Monologue The most obvious difference between stage plays and movies is the size of the performance space. The seeming drawbacks of a small stage facilitate learning of the screen writing process, offering many indicators for script development that might otherwise be overlooked.
A major case in point is the ability for dialogue to express action. An important consideration for any film maker is the budget. In stage plays, we can see just how much action and information can be conveyed to the audience, even with limited resources.
For example, we may wish to film a battle scene. Due to financial restraints, the scope of an epic block buster, complete with a sweeping panorama populated by thousands of suitably attired soldiers, may be out of reach. In a stage play a few talented individuals equipped with good dialogue, lighting, and sound effects, can have an equally intense and graphic effect.
Early silent film educates us in the transition from stage to screen. The Phantom of the Opera, brilliantly acted by Lon Chaney, arguably the best of the silent screen actors, is a great example. Such films have the feel of the stage even when dealing with expansive sets. The huge forms of melodramatic actors lurching at the audience were an all new sensory experience.
The importance of sound accompaniment, and its development also occurred early on. The magnificent Wurlitzer organ provided music plus effects, such as the sound of horse hooves, thunder, and even the babble of a crowd.
From plays we learn the power of dialogue and the function of monologue. The concept of monologue opens up a fresh new batch of ideas, as another valuable literary device. Monologue adds progression to the story in a revealing expose, while clarifying complexity of subject matter for the audience.

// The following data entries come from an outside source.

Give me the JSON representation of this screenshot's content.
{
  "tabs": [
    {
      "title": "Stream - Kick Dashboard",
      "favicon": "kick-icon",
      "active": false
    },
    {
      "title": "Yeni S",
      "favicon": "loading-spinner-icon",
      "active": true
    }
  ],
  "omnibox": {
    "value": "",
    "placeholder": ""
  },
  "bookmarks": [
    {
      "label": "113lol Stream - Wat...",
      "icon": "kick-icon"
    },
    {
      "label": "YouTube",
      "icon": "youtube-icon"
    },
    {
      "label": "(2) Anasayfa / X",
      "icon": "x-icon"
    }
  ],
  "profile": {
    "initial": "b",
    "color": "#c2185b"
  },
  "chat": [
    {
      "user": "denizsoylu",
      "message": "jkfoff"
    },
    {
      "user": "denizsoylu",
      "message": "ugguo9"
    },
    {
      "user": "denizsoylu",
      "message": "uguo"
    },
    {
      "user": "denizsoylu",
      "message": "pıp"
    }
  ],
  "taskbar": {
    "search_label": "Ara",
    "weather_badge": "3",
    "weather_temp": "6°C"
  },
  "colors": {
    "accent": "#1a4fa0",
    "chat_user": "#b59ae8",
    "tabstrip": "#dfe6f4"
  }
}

Once the framework of a script is in place, screen writing and filmic devices become an exciting temptation rather than a confusing distraction. A monologue is compared to a mini-play within the script. This gives us some indication of the power of a well crafted monologue, while also signaling caution regarding its overuse.
A benefit of seeing film through the eyes of a playwright is in reading the script in dynamic fashion in order to get a true feel for the progressive action. When getting the feel for a script an actor, or author, does more than just read it. He takes on the character, wears the role on his feet, and walks around in it.